**Exercise:** Your task is to write out the lines from the line containing "What's the underlying" through the last line of the material, exactly.

**Provided information:**
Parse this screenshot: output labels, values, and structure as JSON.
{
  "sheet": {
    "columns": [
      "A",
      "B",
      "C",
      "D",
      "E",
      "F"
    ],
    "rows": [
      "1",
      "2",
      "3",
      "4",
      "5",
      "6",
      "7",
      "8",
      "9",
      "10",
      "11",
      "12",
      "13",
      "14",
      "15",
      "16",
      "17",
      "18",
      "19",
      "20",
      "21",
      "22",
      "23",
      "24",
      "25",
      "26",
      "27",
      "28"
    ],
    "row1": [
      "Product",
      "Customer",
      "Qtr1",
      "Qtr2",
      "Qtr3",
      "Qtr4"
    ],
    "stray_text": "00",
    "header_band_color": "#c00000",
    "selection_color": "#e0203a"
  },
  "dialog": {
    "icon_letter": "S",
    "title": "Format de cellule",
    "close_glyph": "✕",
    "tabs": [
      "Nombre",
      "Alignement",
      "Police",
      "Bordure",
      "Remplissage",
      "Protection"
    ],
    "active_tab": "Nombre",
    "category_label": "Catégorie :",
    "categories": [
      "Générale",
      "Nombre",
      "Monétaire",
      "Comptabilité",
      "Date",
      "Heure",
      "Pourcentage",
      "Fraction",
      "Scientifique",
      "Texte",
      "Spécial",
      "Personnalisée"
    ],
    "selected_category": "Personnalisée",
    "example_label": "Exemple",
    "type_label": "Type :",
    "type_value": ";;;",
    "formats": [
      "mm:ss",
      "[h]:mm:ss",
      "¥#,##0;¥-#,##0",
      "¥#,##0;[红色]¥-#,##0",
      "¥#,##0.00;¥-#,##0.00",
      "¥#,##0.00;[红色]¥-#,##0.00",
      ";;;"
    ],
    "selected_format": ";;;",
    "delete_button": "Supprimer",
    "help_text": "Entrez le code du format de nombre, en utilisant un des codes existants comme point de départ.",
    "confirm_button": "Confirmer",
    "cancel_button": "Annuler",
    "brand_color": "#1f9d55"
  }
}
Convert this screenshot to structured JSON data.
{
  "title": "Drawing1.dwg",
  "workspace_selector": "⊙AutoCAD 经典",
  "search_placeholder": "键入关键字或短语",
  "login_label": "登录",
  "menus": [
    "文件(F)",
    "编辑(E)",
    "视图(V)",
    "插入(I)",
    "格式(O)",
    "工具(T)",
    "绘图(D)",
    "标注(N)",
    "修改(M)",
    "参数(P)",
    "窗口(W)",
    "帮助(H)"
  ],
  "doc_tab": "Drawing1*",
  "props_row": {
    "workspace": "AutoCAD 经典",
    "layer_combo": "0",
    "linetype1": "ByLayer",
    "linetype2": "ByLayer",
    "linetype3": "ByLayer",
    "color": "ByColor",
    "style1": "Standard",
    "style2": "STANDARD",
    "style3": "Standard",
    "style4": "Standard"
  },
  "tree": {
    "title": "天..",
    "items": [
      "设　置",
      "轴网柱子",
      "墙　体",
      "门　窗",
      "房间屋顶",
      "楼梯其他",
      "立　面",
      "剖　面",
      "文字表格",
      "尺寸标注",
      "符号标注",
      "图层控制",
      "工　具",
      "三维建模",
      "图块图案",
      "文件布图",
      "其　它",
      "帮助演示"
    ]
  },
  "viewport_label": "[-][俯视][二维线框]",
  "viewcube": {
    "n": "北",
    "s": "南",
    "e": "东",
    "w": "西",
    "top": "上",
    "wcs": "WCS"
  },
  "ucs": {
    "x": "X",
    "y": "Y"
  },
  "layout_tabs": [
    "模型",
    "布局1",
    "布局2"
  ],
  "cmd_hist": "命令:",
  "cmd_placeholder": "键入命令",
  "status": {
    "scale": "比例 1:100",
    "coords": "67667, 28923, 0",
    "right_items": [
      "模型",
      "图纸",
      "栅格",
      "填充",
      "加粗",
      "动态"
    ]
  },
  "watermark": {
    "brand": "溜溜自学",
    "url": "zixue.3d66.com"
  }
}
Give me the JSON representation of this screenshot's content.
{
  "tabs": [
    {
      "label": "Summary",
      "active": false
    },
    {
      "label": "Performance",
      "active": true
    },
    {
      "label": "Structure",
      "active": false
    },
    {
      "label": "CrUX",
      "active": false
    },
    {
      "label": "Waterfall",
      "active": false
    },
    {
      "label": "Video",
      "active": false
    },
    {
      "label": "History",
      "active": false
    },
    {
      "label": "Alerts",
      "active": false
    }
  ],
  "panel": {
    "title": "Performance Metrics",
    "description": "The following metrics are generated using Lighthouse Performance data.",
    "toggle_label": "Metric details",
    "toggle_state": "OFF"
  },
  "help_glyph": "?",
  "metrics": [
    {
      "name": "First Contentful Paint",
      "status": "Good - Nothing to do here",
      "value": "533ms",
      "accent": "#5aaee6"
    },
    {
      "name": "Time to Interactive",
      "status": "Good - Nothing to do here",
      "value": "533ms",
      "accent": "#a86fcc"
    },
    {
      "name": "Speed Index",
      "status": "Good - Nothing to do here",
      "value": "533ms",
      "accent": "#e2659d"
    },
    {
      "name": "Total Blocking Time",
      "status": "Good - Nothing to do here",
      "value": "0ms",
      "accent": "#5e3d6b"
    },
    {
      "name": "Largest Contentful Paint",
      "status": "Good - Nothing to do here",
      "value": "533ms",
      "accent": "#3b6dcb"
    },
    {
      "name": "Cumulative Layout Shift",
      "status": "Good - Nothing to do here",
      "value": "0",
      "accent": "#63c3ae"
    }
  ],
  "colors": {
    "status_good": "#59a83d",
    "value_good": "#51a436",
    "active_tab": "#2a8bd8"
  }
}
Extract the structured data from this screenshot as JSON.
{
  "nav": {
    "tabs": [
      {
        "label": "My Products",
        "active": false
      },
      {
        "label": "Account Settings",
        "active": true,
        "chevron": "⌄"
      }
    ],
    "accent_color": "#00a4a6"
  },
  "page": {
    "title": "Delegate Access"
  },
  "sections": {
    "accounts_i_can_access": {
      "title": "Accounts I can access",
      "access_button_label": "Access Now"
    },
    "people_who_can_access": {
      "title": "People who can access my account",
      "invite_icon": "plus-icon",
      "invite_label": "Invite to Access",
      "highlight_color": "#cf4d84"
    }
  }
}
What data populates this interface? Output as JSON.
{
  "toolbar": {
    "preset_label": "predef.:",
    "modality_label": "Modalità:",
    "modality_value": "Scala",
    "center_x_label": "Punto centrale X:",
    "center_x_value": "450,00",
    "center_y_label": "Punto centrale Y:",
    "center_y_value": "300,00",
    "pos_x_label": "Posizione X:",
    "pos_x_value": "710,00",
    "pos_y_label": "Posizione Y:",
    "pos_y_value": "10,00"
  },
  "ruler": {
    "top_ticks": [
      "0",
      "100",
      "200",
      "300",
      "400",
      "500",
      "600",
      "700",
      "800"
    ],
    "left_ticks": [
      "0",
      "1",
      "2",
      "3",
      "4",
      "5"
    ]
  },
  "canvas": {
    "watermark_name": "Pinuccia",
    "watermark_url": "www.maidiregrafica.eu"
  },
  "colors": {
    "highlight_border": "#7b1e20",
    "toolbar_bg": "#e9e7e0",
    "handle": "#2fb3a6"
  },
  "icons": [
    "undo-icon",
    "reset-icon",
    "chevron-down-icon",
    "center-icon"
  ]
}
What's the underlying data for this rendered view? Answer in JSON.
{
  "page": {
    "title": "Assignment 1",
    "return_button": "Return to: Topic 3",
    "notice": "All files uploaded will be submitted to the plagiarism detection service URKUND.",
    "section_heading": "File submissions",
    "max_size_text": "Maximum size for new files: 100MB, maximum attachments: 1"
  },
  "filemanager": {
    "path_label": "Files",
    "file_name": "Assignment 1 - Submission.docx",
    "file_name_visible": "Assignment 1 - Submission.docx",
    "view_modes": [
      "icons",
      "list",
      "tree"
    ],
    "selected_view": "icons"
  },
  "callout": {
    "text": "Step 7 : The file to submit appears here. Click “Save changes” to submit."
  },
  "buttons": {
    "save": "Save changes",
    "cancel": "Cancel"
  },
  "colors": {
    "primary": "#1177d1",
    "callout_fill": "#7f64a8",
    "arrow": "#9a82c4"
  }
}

**Result of the exercise:**
What's the underlying data for this rendered view? Answer in JSON.
{
  "page": {
    "title": "Assignment 1",
    "return_button": "Return to: Topic 3",
    "notice": "All files uploaded will be submitted to the plagiarism detection service URKUND.",
    "section_heading": "File submissions",
    "max_size_text": "Maximum size for new files: 100MB, maximum attachments: 1"
  },
  "filemanager": {
    "path_label": "Files",
    "file_name": "Assignment 1 - Submission.docx",
    "file_name_visible": "Assignment 1 - Submission.docx",
    "view_modes": [
      "icons",
      "list",
      "tree"
    ],
    "selected_view": "icons"
  },
  "callout": {
    "text": "Step 7 : The file to submit appears here. Click “Save changes” to submit."
  },
  "buttons": {
    "save": "Save changes",
    "cancel": "Cancel"
  },
  "colors": {
    "primary": "#1177d1",
    "callout_fill": "#7f64a8",
    "arrow": "#9a82c4"
  }
}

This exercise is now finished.